By Steven Philp
Friday evening, nearly 3,000 people packed themselves in to the Roy Thompson Hall in Toronto, Canada to witness former-British Prime Minister Tony Blair and author Christopher Hitchens grapple with the merits of religion. The event was part of the Munk Debate series, organized by the Aurea Foundation, for which the prompt was simply: “Be it resolved, religion is a force for good in the world.” Blair–a recent convert to the Roman Catholic Church – was tasked with defending the necessity of faith communities, while Hitchens–author of the best-seller God is Not Great–argued that religion is the source of incalculable misery throughout human history. During the 90-minute debate, Hitchens seemed to hold sway over the crowd although a pre-debate poll showed 57% of the audience already agreed with his position, compared to the 22% who were sympathetic with Blair. The remaining participants were undecided.
As might be expected from such vocal personalities, both men conceded little to their opponent. Hitchens characterized religion as a dangerous anachronism, comparing G-d to “a kind of divine North Korea.” He equated omniscience to malevolence, arguing, “Once you assume a creator and a plan it makes us subjects in a cruel experiment.” Blair held the defensive through most of the debate, returning to the theme that throughout history people of faith have been engaged in acts for the betterment of humankind. “The proposition that religion is unadulterated poison is unsustainable,” Blair argued, pointing out that such generalizations ignore the multifaceted nature of faith communities.
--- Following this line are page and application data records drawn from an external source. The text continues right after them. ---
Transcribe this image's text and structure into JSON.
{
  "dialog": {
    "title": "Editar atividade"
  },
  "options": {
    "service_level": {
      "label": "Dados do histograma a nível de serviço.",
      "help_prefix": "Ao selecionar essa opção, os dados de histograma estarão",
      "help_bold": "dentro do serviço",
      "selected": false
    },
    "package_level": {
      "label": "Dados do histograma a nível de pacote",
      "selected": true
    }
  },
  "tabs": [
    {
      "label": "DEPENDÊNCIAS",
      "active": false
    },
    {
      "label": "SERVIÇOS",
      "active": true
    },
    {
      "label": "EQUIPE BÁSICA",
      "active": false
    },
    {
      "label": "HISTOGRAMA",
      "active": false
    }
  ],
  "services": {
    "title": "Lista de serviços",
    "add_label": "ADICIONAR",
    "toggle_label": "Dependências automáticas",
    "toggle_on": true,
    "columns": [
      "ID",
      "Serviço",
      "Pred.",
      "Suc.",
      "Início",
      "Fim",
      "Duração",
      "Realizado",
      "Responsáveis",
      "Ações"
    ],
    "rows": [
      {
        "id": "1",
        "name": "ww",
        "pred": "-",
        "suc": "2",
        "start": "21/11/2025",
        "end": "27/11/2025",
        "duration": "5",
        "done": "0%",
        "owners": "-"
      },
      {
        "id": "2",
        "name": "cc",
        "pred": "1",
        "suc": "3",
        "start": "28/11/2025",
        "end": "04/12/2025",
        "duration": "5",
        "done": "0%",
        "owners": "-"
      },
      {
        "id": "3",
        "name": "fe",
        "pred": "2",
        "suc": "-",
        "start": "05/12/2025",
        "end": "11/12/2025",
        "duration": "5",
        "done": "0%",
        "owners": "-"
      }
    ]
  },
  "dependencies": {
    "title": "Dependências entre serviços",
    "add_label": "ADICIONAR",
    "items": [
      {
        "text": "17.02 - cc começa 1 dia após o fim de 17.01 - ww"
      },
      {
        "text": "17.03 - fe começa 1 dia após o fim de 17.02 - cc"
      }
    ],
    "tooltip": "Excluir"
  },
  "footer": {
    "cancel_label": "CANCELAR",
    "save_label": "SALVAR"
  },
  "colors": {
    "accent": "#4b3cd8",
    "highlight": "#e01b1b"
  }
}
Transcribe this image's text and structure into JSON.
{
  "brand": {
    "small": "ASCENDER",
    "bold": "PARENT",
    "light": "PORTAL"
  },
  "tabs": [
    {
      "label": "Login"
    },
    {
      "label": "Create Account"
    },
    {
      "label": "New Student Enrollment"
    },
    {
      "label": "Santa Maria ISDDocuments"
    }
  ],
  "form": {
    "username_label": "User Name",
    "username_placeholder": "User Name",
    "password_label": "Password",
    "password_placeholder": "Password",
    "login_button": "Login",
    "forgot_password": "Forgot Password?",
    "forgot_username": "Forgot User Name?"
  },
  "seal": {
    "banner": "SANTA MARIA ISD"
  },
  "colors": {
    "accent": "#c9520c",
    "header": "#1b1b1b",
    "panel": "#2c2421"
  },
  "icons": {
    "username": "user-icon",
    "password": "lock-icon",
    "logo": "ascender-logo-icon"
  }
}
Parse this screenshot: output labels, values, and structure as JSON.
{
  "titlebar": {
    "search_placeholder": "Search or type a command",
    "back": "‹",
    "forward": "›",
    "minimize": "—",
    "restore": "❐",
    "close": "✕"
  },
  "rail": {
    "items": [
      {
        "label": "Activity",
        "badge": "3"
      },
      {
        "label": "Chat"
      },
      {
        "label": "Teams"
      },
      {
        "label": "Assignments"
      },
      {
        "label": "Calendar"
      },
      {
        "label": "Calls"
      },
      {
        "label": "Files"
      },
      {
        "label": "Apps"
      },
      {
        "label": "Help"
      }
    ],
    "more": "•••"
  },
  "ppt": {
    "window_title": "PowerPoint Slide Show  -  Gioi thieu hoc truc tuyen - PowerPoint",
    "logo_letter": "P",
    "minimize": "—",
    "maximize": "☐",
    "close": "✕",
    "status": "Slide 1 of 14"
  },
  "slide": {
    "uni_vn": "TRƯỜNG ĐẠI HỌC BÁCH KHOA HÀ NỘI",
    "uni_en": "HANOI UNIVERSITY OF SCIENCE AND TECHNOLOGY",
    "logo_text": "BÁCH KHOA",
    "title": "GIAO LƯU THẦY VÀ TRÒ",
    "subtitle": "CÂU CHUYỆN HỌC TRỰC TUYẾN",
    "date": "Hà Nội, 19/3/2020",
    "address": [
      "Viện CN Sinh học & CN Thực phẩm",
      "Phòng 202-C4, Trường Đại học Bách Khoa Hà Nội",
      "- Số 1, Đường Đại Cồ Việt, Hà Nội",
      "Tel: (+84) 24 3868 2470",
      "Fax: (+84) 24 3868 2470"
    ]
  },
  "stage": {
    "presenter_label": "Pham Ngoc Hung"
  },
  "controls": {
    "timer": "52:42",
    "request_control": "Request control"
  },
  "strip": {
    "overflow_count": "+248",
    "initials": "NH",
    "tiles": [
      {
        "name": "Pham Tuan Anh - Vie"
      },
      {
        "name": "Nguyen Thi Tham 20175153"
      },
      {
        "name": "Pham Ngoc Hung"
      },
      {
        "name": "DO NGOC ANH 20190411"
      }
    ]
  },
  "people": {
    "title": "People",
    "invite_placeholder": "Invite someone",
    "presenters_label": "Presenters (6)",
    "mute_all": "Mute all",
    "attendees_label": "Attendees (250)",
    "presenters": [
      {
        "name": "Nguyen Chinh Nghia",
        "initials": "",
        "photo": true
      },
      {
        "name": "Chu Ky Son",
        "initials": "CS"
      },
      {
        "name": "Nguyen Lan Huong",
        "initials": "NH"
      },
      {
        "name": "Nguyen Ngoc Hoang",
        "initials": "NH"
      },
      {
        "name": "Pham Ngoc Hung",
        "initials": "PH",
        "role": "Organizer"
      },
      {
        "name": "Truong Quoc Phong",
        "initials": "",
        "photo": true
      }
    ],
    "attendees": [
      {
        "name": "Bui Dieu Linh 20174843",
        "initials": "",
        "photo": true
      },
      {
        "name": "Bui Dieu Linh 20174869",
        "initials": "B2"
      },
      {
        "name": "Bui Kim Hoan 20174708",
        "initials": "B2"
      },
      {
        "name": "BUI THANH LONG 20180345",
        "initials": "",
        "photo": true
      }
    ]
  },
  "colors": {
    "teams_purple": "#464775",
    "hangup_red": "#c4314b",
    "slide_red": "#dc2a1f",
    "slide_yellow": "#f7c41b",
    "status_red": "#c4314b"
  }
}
Yet in the end, he failed to qualify religion as more than “a benign progressive framework by which to live our lives.”
That this debate occurred Friday evening is apropos of a similar discussion within the Jewish community, as each Shabbat we are asked to make a conscious decision about what it means to be a Jew. On one hand, Judaism is a matter of faith affirmed by the commandments of shamor v’zachor, to keep and remember, the Sabbath. On the other, it is a cultural heritage that extends beyond the synagogue–if it includes it at all. As Jews we ask ourselves if Judaism as religion is “a force for good” in our lives, in our communities, and the world at large.
Unfortunately, elements of faith have been used through our history for oppression; consequently, it may not be surprising that traditionally subjugated minorities–women and the LGBT community, for example–have found greater degrees of mobility within those denominations of Judaism that have moved further away from strict observance. At the same time, there have been countless Jews who have contributed to the betterment of our communities – looking at the Forward 50 published earlier this year, we can see contemporary examples of fellow Jews who have taken leadership on a variety of issues. Yet contrary to Blair’s characterization of do-gooders their individual relationship to Judaism is not necessarily one of faith, even as this heritage may have inspired them toward a certain moral imperative. In this way, the religious element may not be necessary for the performing of good deeds. At the same time, there are many on the list that have an intimate relationship with Judaism as a faith practice. For them, it’s an inextricable part of their Jewish identity.
Then is it possible to separate Judaism as faith from Judaism as cultural heritage? I recently had the opportunity to sit down with Rabbi Adam Chalom of Congregation Kol Chadash, a growing Humanistic community north of Chicago proper. He explained that the purpose of Humanistic Judaism is to honor Jewish culture in a way that is human-centered; it is a space for the secular Jew to celebrate his or her heritage, while “saying what they believe, and believing what they say.” In some cases, that may mean removing G-d from the equation. On the other hand, as a Jew-by-choice my approach to Judaism is one defined almost exclusively by faith; unlike Rabbi Chalom, I lack the cultural heritage of a born-Jew. Yet through our conversation, it was evident that we shared one key belief: Judaism can be “a force for good in the world.” It is true that our tradition – inherited or chosen–has been used to maintain systems of oppression. Yet it has also served, and continues to serve, as a source of inspiration for the betterment of mankind, for both secular and observant Jews alike.